A couple of weeks ago, Fright Rags put on a great event at The Little Theatre here in Rochester. Their Saturday Night Rewind featured a 35mm showing of The Lady in White, a 1988 ghost story from writer/director Frank LaLoggia (who got up early over in Italy to do a Q&A with the audience, bless him). It tells the story of young Frankie (Lucas Haas), a child seeking to help the ghost of a murdered little girl move on by solving the mystery of her murder. Watching it reminded me of how much I loved this story as a little girl. Here are five reasons to find it and watch it this weekend.
#1 – Local history

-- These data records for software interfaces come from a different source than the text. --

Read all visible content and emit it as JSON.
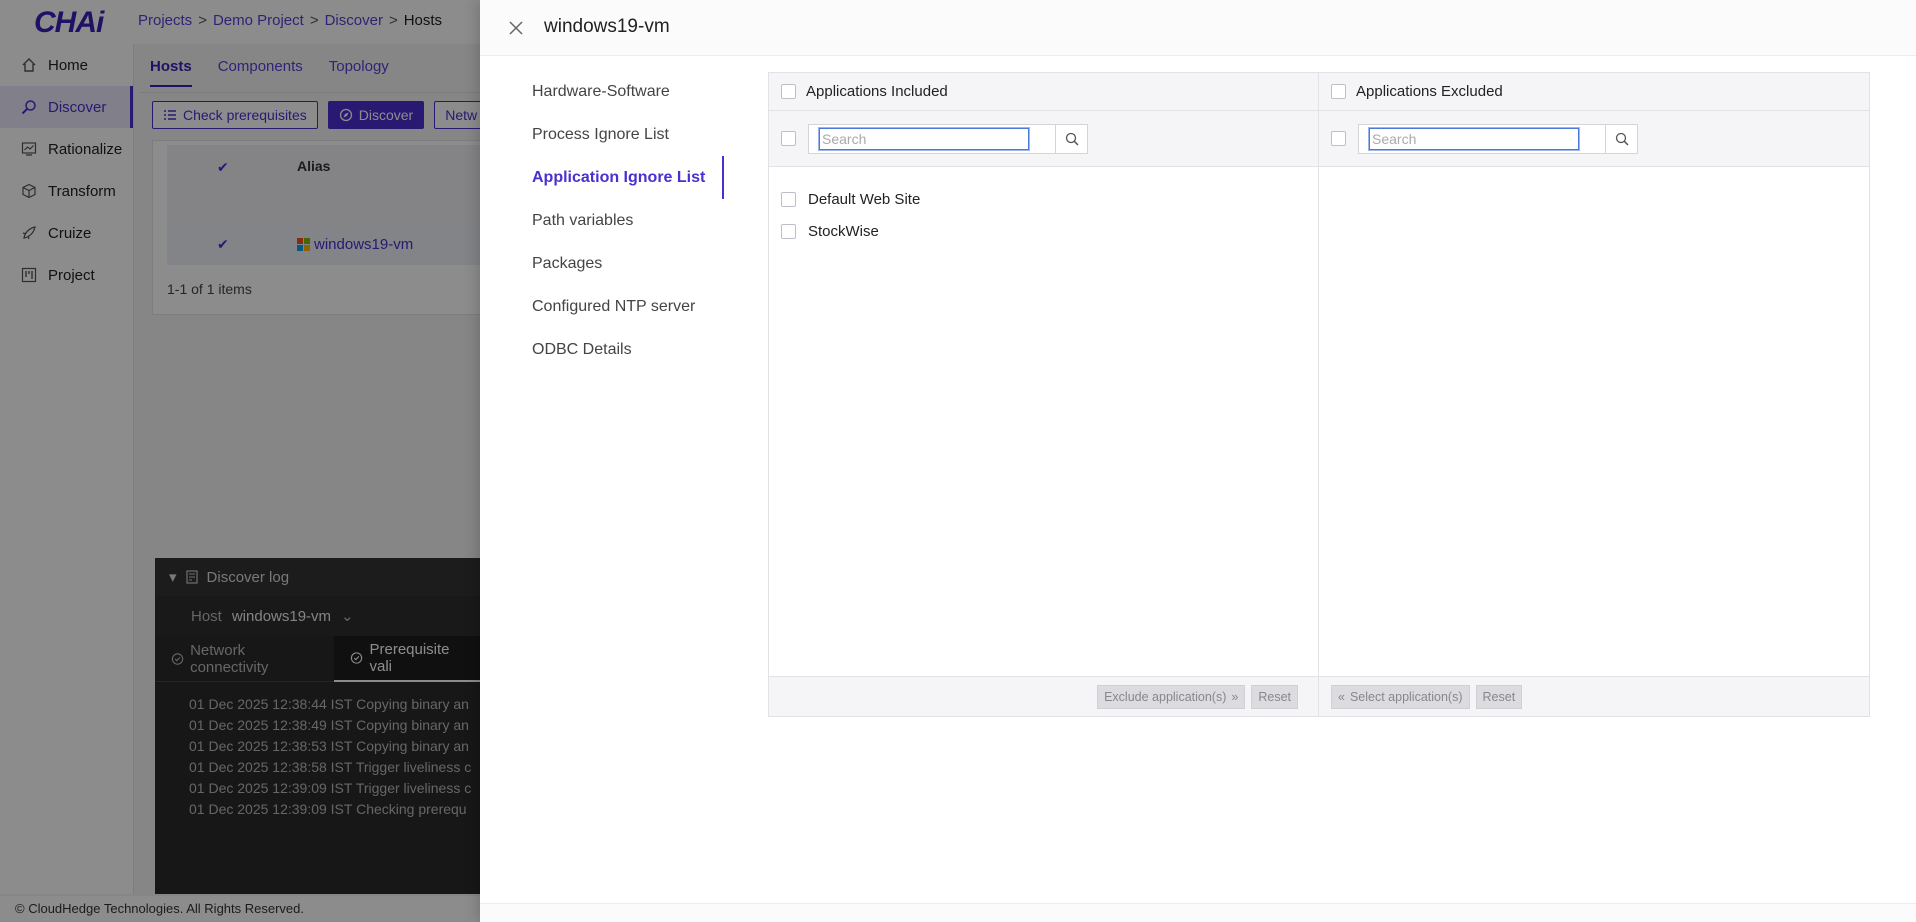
{
  "app": {
    "logo": "CHAi",
    "breadcrumb": [
      "Projects",
      "Demo Project",
      "Discover",
      "Hosts"
    ],
    "breadcrumb_sep": ">",
    "nav": [
      {
        "label": "Home",
        "icon": "home-icon"
      },
      {
        "label": "Discover",
        "icon": "discover-icon"
      },
      {
        "label": "Rationalize",
        "icon": "rationalize-icon"
      },
      {
        "label": "Transform",
        "icon": "transform-icon"
      },
      {
        "label": "Cruize",
        "icon": "cruize-icon"
      },
      {
        "label": "Project",
        "icon": "project-icon"
      }
    ],
    "active_nav": "Discover",
    "tabs": [
      "Hosts",
      "Components",
      "Topology"
    ],
    "active_tab": "Hosts",
    "toolbar": {
      "check_prereq": "Check prerequisites",
      "discover": "Discover",
      "network": "Netw"
    },
    "table": {
      "alias_header": "Alias",
      "row_host": "windows19-vm",
      "count": "1-1 of 1 items"
    },
    "log": {
      "title": "Discover log",
      "host_label": "Host",
      "host_value": "windows19-vm",
      "tabs": [
        "Network connectivity",
        "Prerequisite vali"
      ],
      "lines": [
        "01 Dec 2025 12:38:44 IST Copying binary an",
        "01 Dec 2025 12:38:49 IST Copying binary an",
        "01 Dec 2025 12:38:53 IST Copying binary an",
        "01 Dec 2025 12:38:58 IST Trigger liveliness c",
        "01 Dec 2025 12:39:09 IST Trigger liveliness c",
        "01 Dec 2025 12:39:09 IST Checking prerequ"
      ]
    },
    "footer": "© CloudHedge Technologies. All Rights Reserved."
  },
  "drawer": {
    "title": "windows19-vm",
    "menu": [
      "Hardware-Software",
      "Process Ignore List",
      "Application Ignore List",
      "Path variables",
      "Packages",
      "Configured NTP server",
      "ODBC Details"
    ],
    "active_menu": "Application Ignore List",
    "included": {
      "title": "Applications Included",
      "search_placeholder": "Search",
      "items": [
        "Default Web Site",
        "StockWise"
      ],
      "action_button": "Exclude application(s)",
      "reset_button": "Reset"
    },
    "excluded": {
      "title": "Applications Excluded",
      "search_placeholder": "Search",
      "items": [],
      "action_button": "Select application(s)",
      "reset_button": "Reset"
    }
  },
  "colors": {
    "accent": "#4b2fd1",
    "overlay": "#000000"
  }
}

I am a Rochesterian, through and through. My accent has the flat As and I come from a predominantly Italian-American family, plenty of which the region is known to have. This was filmed locally in the 80s, in Lyons, NY. So there’s a point of local pride when you look at a film and say, “That’s our airport!” or “Hey, Lyons – I’ve driven down there to watch the leaves fall.” You may not get it if you don’t live here, but here’s something you can get: picture a place that you love and associate as being home. Then put that place on film. That swelling of feeling? Yeah, that’s it.
#2 – No, really, there’s a story there
Like most regions, we have a Lady in White story. The one particular to Rochester is the one associated with Durand Eastman Park. The variation of the legend is that the ghost of a woman roams the park looking for the man that killed her teenage daughter. Some say she’s there to torment necking teens; other say that she’s around to keep young girls safe from physical harm, such as rape and murder. It’s fascinating to research, and it’s creepy to go to those haunting grounds. It’s a reminder of the local legends that you may have as well. Everyone has one of those stories, so it makes the experience more universal.
#3 – The child actors
Lucas Haas is the main character in this, but the child acting in this film really carries the bulk of it. In between the scenes of Haas, we also get Jason Presson as his big brother Gino, who plays the part of teasing yet caring older sibling so well. There’s also Jared Rushton playing the prick bully we all grew up with to a remarkable degree of precision (sidenote: Rushton makes music now, and while he’s a talented guitarist, I still wish he was acting. He was good.). Then there’s Lisa Taylor, who played the grinning, love-struck Mary Ellen. We were lucky enough to have her in the audience with us a few weeks ago, and she was a peach of a woman (I’m not being sarcastic – if I call you a peach, I genuinely think well of you; it’s when I refer to something as “quaint” that you need to be concerned).
#4 – Part child-appropriate gumshoe mystery
Again with the Scooby Doo theme this month, but what the hell: as a kid, there is nothing better than a good mystery. It doesn’t matter if you’re trying to solve who ate the last Reese’s Peanut Butter Cup (hint: it was me) or if you’re questioning a decades-old murder: nothing will occupy a kid like a chance to solve a head-scratcher. Better yet, nothing beats being the little kid that cracks this when an adult couldn’t. This film will make you remember what it’s like to be a child that questioned the unknown, the fresh pair of eyes on something an adult couldn’t see. It’s equal parts smile and new perspective.
#5 – Growing up Italian
I could probably label this one “growing up Polish” or “growing up Puerto Rican” but for today, it’s Italian because, well, that’s what’s on display, and I’m Italian-American. I could just about smell the sauce cooking at a few points. Praying grandmother with rosary beads? Check. Smoking grandfather? Check. Affectionate demeanor in everything from a smile to a hug to a smack on the back of the head? Oh double check. If you’re Italian-American, you’ve experienced all of that. And it’s a wonderful way to grow up.
Again, many thanks to the gang at Fright Rags for putting on this event – it was a true trip down memory lane. Go out and watch this one this weekend.